___ MATERIAL PROVIDED ___

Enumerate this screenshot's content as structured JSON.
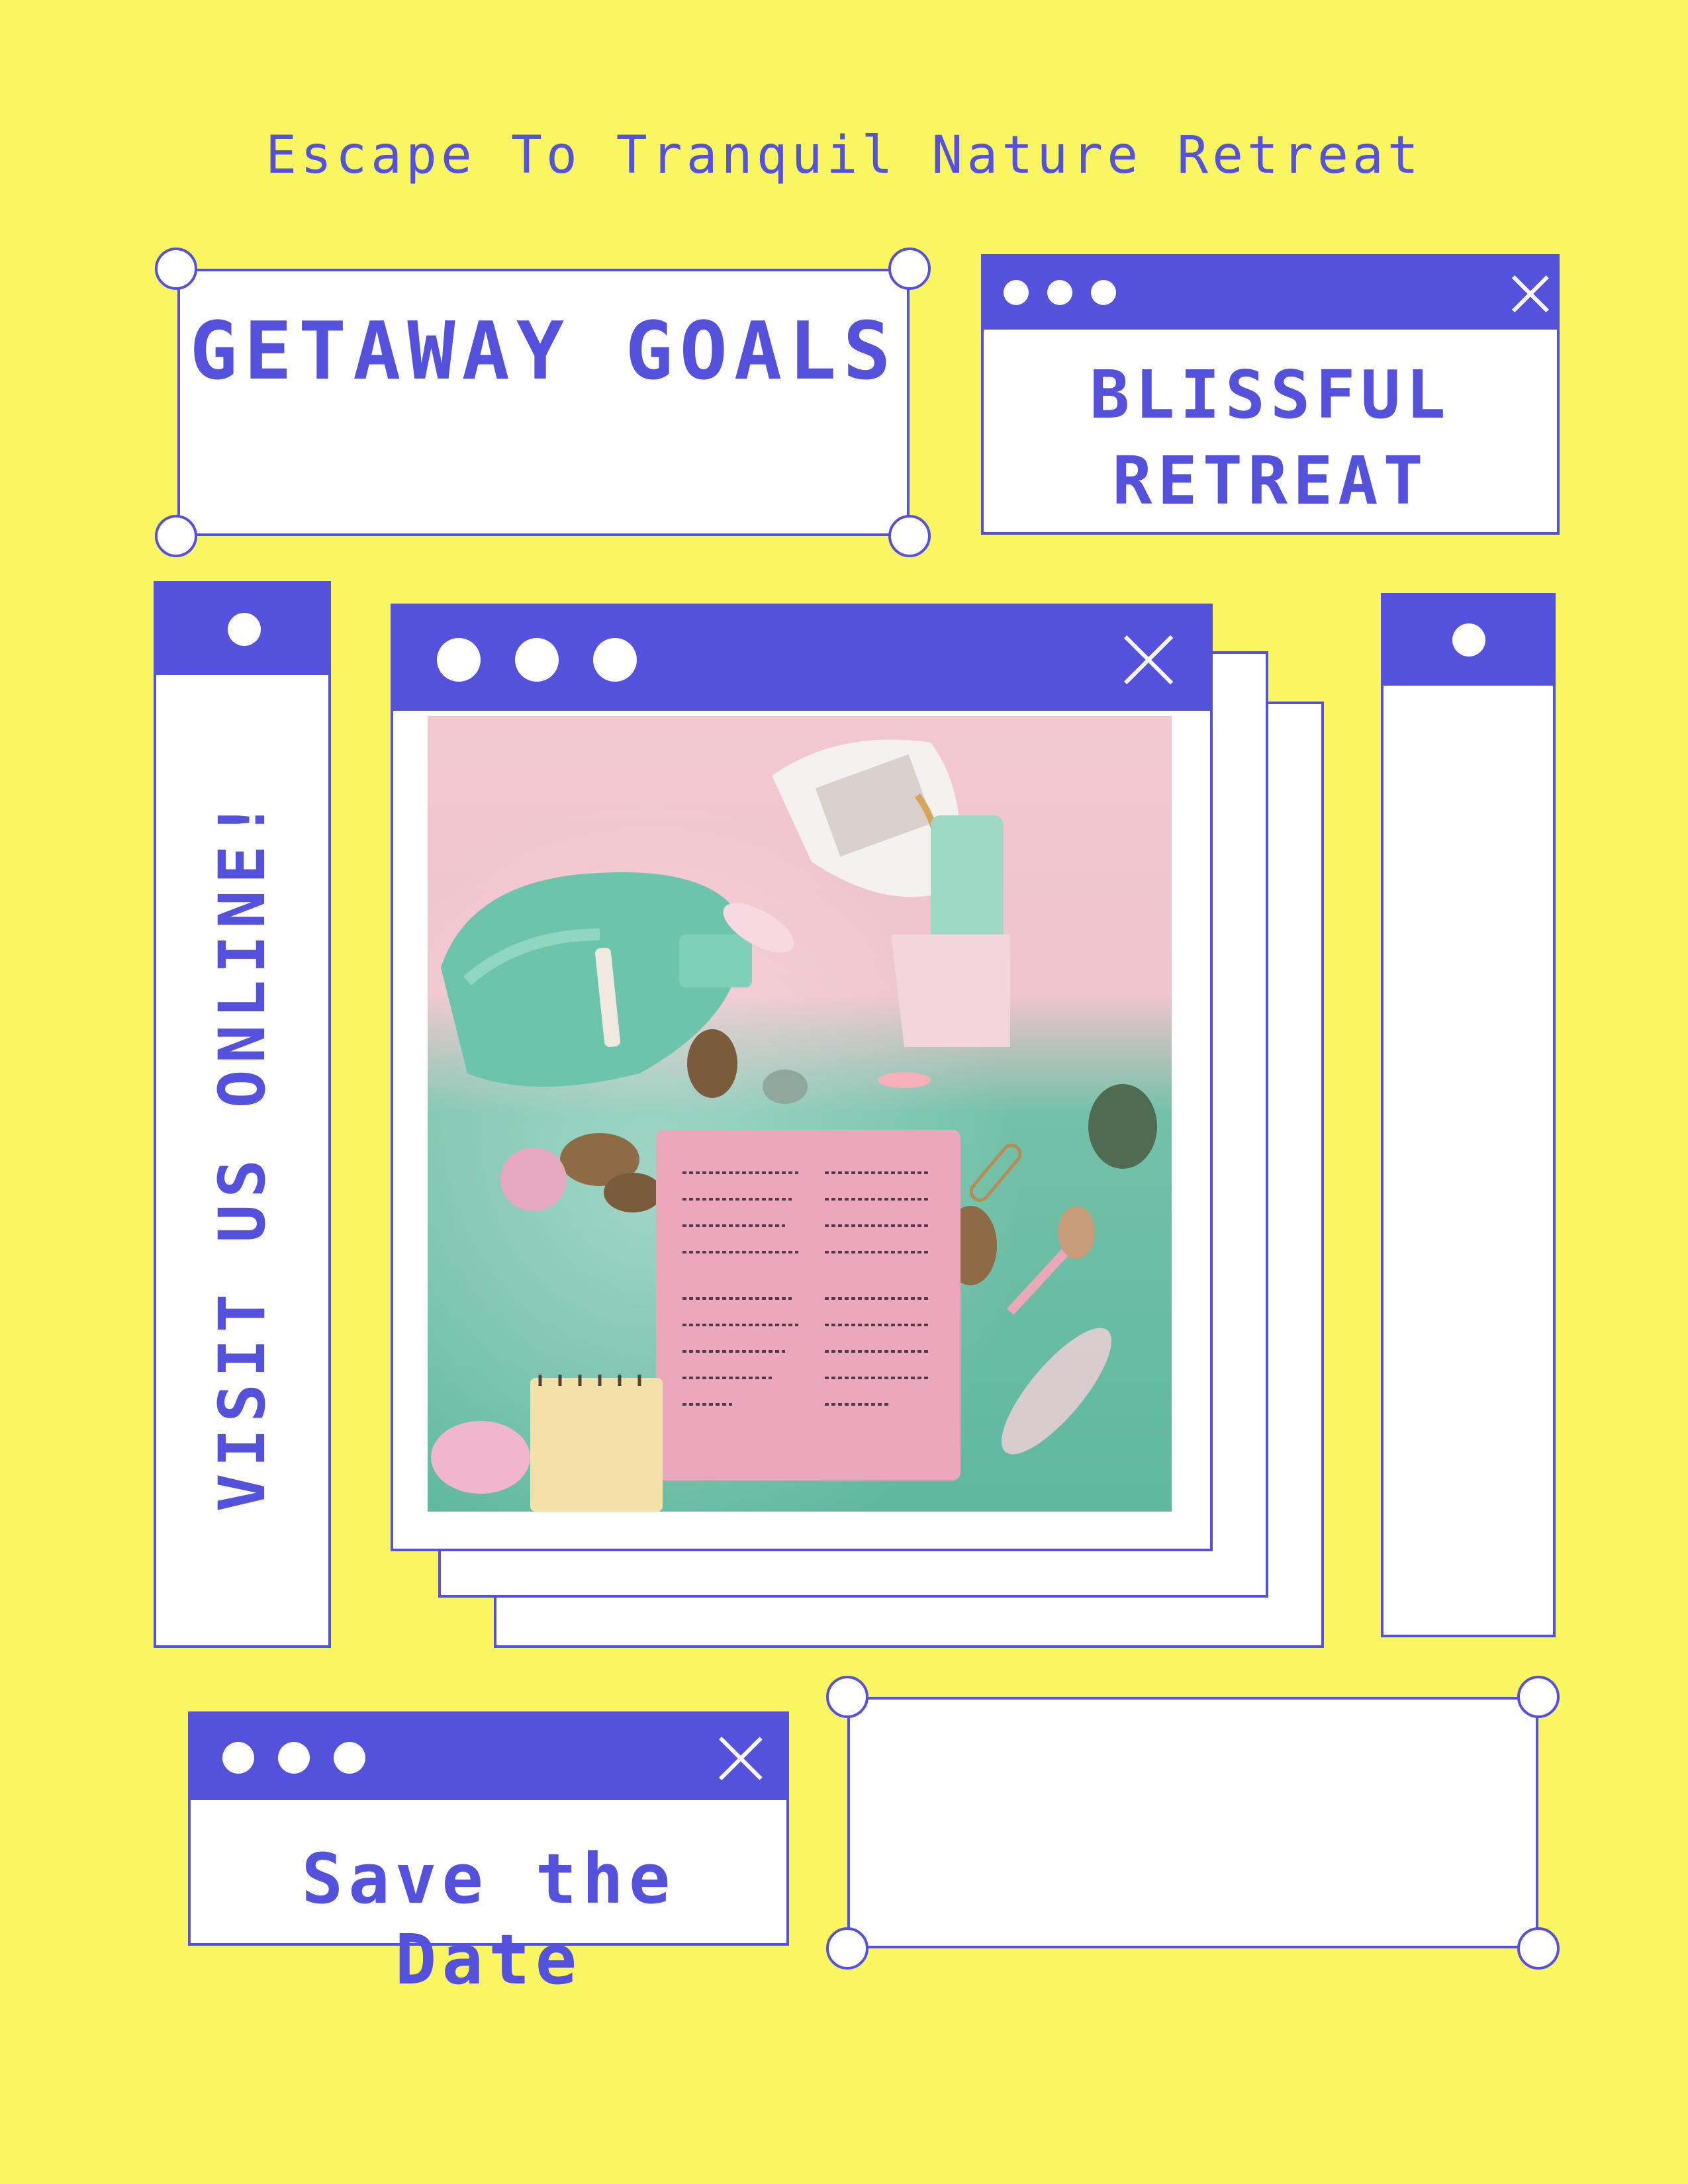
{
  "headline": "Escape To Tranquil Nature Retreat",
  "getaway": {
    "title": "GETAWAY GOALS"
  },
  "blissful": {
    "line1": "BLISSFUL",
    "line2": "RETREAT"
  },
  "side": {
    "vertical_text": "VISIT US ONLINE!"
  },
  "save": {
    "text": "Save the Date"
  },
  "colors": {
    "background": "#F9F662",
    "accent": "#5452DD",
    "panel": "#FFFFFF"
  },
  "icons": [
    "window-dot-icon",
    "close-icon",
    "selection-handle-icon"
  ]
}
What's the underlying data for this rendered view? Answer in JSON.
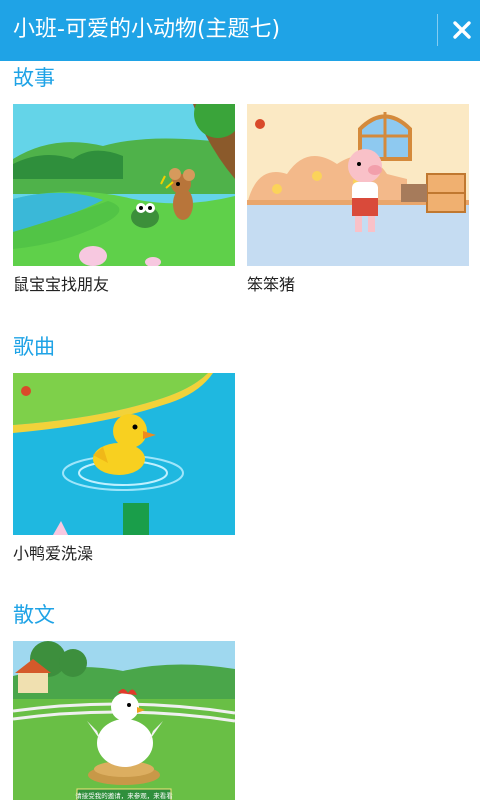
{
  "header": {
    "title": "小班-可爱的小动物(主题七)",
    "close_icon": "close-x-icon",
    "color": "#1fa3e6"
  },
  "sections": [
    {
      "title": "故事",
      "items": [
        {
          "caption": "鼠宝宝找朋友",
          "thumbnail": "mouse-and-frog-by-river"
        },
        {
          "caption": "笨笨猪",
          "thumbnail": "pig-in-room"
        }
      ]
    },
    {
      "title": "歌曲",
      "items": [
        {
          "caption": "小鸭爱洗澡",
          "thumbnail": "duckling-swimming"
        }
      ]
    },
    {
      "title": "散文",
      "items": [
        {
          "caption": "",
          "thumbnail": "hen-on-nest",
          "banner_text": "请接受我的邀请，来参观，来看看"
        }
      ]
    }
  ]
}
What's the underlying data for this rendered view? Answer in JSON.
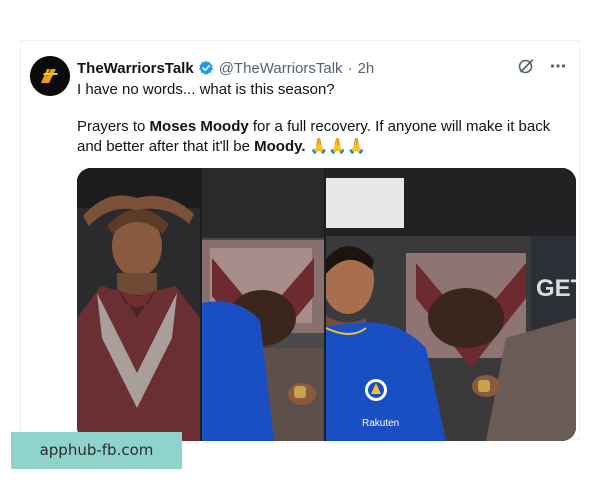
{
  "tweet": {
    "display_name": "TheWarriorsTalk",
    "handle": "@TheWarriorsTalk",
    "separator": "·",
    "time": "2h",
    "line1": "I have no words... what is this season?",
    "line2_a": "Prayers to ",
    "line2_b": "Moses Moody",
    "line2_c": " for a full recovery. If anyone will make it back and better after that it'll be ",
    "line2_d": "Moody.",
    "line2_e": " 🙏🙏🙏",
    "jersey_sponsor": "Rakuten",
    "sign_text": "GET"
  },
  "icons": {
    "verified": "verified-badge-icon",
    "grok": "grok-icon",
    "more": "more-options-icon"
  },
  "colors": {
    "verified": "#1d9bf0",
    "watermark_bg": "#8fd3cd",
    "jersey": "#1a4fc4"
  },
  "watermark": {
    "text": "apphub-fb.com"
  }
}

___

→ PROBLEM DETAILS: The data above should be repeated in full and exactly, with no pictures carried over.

→ SOLUTION FOR THIS TASK:
Enumerate this screenshot's content as structured JSON.
{
  "headline": "Escape To Tranquil Nature Retreat",
  "getaway": {
    "title": "GETAWAY GOALS"
  },
  "blissful": {
    "line1": "BLISSFUL",
    "line2": "RETREAT"
  },
  "side": {
    "vertical_text": "VISIT US ONLINE!"
  },
  "save": {
    "text": "Save the Date"
  },
  "colors": {
    "background": "#F9F662",
    "accent": "#5452DD",
    "panel": "#FFFFFF"
  },
  "icons": [
    "window-dot-icon",
    "close-icon",
    "selection-handle-icon"
  ]
}
What's the underlying data for this rendered view? Answer in JSON.
{
  "header": {
    "title": "小班-可爱的小动物(主题七)",
    "close_icon": "close-x-icon",
    "color": "#1fa3e6"
  },
  "sections": [
    {
      "title": "故事",
      "items": [
        {
          "caption": "鼠宝宝找朋友",
          "thumbnail": "mouse-and-frog-by-river"
        },
        {
          "caption": "笨笨猪",
          "thumbnail": "pig-in-room"
        }
      ]
    },
    {
      "title": "歌曲",
      "items": [
        {
          "caption": "小鸭爱洗澡",
          "thumbnail": "duckling-swimming"
        }
      ]
    },
    {
      "title": "散文",
      "items": [
        {
          "caption": "",
          "thumbnail": "hen-on-nest",
          "banner_text": "请接受我的邀请，来参观，来看看"
        }
      ]
    }
  ]
}
What's the underlying data for this rendered view? Answer in JSON.
{
  "tweet": {
    "display_name": "TheWarriorsTalk",
    "handle": "@TheWarriorsTalk",
    "separator": "·",
    "time": "2h",
    "line1": "I have no words... what is this season?",
    "line2_a": "Prayers to ",
    "line2_b": "Moses Moody",
    "line2_c": " for a full recovery. If anyone will make it back and better after that it'll be ",
    "line2_d": "Moody.",
    "line2_e": " 🙏🙏🙏",
    "jersey_sponsor": "Rakuten",
    "sign_text": "GET"
  },
  "icons": {
    "verified": "verified-badge-icon",
    "grok": "grok-icon",
    "more": "more-options-icon"
  },
  "colors": {
    "verified": "#1d9bf0",
    "watermark_bg": "#8fd3cd",
    "jersey": "#1a4fc4"
  },
  "watermark": {
    "text": "apphub-fb.com"
  }
}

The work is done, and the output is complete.